There are 17 villages in Seattle operated by LIHI. The construction of each tiny house costs approximately $4,000, and includes electricity and heat. Each community shares laundry, kitchen and bathroom facilities.

The houses are meant to be transition properties, helping homeless people move into permanent housing as they find employment. According to LIHI, about 65% of people stay in their houses for less than six months. 29% of people stay up to two years, and just 6% of people stay for more than two years.

In 2020, Seattle City Council passed a measure to expand tiny house villages in the city, constructing up to 40 communities in vacant lots. Though it has been lauded by organizers and Washington Gov. Jay Inslee as an effective strategy to reduce homelessness and help people transition into housing, Washington’s tiny house villages have not come without their challenges, either.

Complaints about hoarding and illegal dumping around a village earlier this year were seemingly met with silence by Sharon Lee, executive director of LIHI. Community members around the village complained that the villages look nice for a few months after they’re erected, but then fall into disrepair.

At Rosie's Place, a tiny house village in Seattle's University District that can hold up to 70 residents, residents help support the clean-up effort by sweeping and keeping the area around their homes and community clean and free of loose papers, trash and used syringes.

"Here, we're a family," Ejay Henry, operating manager at Rosie's Place, told KUOW. "I have my office looking like this (filled with colorful artwork) for a reason, because I want them to feel like, 'Homie, come in here; we're a family, we take care of each other, you have security, you're safe here.' That's how my village is run." 

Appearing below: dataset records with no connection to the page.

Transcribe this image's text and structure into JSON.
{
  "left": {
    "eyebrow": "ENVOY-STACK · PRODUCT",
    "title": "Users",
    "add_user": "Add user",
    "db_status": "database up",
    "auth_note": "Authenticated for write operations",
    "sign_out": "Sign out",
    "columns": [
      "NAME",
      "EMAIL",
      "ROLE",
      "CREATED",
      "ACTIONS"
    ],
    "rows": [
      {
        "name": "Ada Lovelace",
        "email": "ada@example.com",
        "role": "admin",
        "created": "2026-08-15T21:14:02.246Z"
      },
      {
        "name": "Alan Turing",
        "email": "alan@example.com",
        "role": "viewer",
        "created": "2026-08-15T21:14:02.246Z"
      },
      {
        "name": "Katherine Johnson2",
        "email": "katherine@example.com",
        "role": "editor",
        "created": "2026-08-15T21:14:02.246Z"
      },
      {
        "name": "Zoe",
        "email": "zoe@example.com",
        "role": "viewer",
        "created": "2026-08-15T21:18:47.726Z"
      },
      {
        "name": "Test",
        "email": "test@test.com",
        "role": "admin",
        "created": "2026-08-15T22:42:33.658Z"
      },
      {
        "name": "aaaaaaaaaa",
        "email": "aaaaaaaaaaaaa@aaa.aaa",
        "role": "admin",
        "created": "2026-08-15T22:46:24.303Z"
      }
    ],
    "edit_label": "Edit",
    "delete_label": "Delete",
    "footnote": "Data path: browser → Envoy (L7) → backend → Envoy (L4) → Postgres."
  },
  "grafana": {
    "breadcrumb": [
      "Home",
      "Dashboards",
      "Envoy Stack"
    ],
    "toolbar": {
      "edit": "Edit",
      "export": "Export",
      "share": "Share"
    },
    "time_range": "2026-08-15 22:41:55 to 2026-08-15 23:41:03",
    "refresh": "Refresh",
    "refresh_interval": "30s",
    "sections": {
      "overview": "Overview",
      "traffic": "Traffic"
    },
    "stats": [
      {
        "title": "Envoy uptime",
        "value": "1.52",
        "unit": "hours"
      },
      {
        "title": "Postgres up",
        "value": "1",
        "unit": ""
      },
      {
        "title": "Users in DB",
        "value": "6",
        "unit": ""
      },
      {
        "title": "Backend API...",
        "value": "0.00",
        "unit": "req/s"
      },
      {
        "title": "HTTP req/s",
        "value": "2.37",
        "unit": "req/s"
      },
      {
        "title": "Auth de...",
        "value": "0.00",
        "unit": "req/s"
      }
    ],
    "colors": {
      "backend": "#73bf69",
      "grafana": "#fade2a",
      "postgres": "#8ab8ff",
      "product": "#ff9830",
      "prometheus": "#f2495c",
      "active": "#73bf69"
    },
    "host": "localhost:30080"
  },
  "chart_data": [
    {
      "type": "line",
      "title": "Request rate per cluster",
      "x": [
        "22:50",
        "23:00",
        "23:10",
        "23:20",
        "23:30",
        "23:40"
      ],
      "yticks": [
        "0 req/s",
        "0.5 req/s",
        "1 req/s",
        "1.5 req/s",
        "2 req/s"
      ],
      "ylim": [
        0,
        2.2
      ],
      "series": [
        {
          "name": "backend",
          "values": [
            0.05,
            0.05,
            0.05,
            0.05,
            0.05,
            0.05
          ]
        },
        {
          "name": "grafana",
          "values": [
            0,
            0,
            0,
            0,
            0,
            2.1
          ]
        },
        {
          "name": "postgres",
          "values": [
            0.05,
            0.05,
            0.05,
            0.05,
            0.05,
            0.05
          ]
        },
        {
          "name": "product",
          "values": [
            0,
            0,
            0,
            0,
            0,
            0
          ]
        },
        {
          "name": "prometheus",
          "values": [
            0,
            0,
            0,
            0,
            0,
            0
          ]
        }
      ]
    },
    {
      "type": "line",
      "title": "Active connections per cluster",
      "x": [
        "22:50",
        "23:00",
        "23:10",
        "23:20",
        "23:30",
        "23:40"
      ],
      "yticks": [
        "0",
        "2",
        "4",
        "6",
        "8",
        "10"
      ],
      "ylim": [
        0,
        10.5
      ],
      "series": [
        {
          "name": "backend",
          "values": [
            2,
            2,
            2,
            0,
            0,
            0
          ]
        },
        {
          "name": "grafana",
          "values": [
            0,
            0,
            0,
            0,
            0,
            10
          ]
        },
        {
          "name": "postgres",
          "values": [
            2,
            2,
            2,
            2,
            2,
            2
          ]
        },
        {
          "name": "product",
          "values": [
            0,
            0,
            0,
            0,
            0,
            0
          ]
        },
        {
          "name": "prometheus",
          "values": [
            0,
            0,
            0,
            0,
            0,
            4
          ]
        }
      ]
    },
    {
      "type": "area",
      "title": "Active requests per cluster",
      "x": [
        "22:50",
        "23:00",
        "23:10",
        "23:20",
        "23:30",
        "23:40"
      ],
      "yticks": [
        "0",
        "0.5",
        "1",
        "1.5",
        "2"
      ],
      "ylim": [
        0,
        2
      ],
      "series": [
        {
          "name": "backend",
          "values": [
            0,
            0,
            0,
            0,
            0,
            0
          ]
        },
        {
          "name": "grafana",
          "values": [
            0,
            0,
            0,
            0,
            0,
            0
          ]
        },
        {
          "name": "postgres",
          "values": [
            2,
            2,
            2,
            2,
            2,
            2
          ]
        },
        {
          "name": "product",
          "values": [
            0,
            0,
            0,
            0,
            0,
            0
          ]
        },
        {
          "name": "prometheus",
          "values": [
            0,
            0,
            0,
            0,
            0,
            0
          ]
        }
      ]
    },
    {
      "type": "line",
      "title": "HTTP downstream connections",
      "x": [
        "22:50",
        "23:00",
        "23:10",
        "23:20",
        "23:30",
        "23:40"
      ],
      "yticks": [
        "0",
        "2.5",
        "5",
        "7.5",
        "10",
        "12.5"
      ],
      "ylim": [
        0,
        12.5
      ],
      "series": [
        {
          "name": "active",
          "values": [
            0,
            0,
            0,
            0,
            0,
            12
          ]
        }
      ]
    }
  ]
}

Though Rosie's Place has seen some issues since it began housing tenants in 2018, its organizers remain supportive of the concept, particularly as cities around the country face an affordable housing crisis. Though these are not long-term dwellings, officials with the Kings County Regional Homelessness Authority noted that tiny house villages are just one piece of a larger system of hosting options to reduce homelessness. 

A tiny home village in Salt Lake City was also approved for 430 total units in October, leasing eight total acres of recovery housing to provide a transition between homelessness and stability.

The Salt Lake City village costs approximately $13.8 million, and is primarily funded by contributions and donations rather than government funds. Construction has yet to start, though officials believe that tiny homes are a worthwhile strategy for reducing homelessness due to the importance of having a permanent address in order to obtain a bank account, permanent housing, employment or some forms of medical assistance.